NFL plans to push openers up to Labor Day weekend if schedule is ever expanded
NFL plans to push openers up to Labor Day weekend if schedule is ever expandedPublished October 3, 2011
The NFL plans to begin the 2013 season during Labor Day weekend if the league expands the number of games to more than 16 that year, sources said.
The 2013 season is the first year the schedule can be expanded under terms of the NFL’s new collective-bargaining agreement.
Presuming the game is set on the first Sunday in February 2014, and the season is later expanded to 18 games, the league expects to squeeze in the two extra weeks by starting the 2013 campaign a week early — which would put it on Labor Day weekend — and then eliminating the week off between the conference championship games and Super Bowl, the sources said.
John Mara, the New York Giants co-owner, would not confirm the scenario but agreed that it sounded reasonable. He added, however, that player opposition to expanding the season rendered the issue moot, in his opinion.
Mara is one of the few owners on record opposed to expanding the season from the current 16 games to 17 or 18 games.
Alfred Kelly, CEO of 2014 NY/NJ Super Bowl Host Co., told reporters last week he expected an NFL vote to set a date for the game at the owners meetings in Houston next week, though one source said it might occur instead by the end of the year.
The NFL generally had a Labor Day weekend start through the 1990s, but broadcasters protested, said Mike Trager, a sports TV consultant who previously worked for NBC Sports and recalled arguing with then-NFL Commissioner Pete Rozelle to move the opening weekend later.
“The networks complained about it because of the ratings,” he said. “It was a very difficult weekend to start. But the biggest issue [now] would be the disruption of the existing schedule of programming that might overlap.”
CBS, for example, broadcasts the U.S. Open Tennis Championships over Labor Day weekend.
The players vociferously opposed schedule expansion earlier this year because of the increased risk of injury, and conventional wisdom before the owners and players reached a new CBA this summer was that the NFL had abandoned its quest for a longer season. The CBA, however, does include a provision allowing the league to expand the season starting in 2013, though the NFL must have player consent.
It is not believed that a Labor Day weekend start is something the NFL wants to plan for in future years. Instead, if the season were expanded, the league might move the Super Bowl later into February. That scenario would have the game on Presidents Day weekend, which could put it up against the NBA All-Star Game and the Daytona 500.
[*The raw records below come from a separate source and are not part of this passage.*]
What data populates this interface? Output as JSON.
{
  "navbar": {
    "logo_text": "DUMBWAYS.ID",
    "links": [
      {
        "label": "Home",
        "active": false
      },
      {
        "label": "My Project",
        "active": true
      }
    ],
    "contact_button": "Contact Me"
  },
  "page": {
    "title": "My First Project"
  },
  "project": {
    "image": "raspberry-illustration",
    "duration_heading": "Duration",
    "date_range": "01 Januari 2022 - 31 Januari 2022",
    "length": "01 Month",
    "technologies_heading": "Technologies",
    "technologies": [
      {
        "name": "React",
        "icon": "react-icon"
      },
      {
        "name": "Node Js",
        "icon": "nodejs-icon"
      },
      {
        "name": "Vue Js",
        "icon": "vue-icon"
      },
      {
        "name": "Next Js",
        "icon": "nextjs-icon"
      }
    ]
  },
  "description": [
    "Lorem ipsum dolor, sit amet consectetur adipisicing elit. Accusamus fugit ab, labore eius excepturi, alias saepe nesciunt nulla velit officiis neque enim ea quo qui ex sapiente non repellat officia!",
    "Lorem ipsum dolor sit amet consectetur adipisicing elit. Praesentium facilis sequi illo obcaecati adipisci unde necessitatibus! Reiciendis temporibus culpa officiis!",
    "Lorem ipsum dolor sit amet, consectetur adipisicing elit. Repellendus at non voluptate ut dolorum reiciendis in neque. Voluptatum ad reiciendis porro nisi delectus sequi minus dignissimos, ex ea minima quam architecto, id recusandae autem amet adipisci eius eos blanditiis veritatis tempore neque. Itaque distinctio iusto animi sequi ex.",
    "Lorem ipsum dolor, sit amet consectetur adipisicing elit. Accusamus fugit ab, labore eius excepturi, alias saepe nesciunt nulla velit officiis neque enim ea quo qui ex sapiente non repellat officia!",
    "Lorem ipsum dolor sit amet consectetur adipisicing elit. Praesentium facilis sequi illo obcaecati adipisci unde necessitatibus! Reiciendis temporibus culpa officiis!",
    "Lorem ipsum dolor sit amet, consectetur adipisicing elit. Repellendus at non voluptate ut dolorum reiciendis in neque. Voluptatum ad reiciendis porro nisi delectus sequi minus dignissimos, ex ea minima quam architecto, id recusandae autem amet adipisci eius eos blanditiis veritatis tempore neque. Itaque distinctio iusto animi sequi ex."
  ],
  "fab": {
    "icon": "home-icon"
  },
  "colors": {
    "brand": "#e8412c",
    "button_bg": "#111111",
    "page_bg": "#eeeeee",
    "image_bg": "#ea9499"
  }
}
That is not an option for the 2014 game because the date for that game needs to be set very soon for logistical planning, such as reserving blocks of hotel rooms. If the game were scheduled in mid- to late-February and the season did not expand, the NFL then would have more than two weeks between the end of the playoffs and the Super Bowl.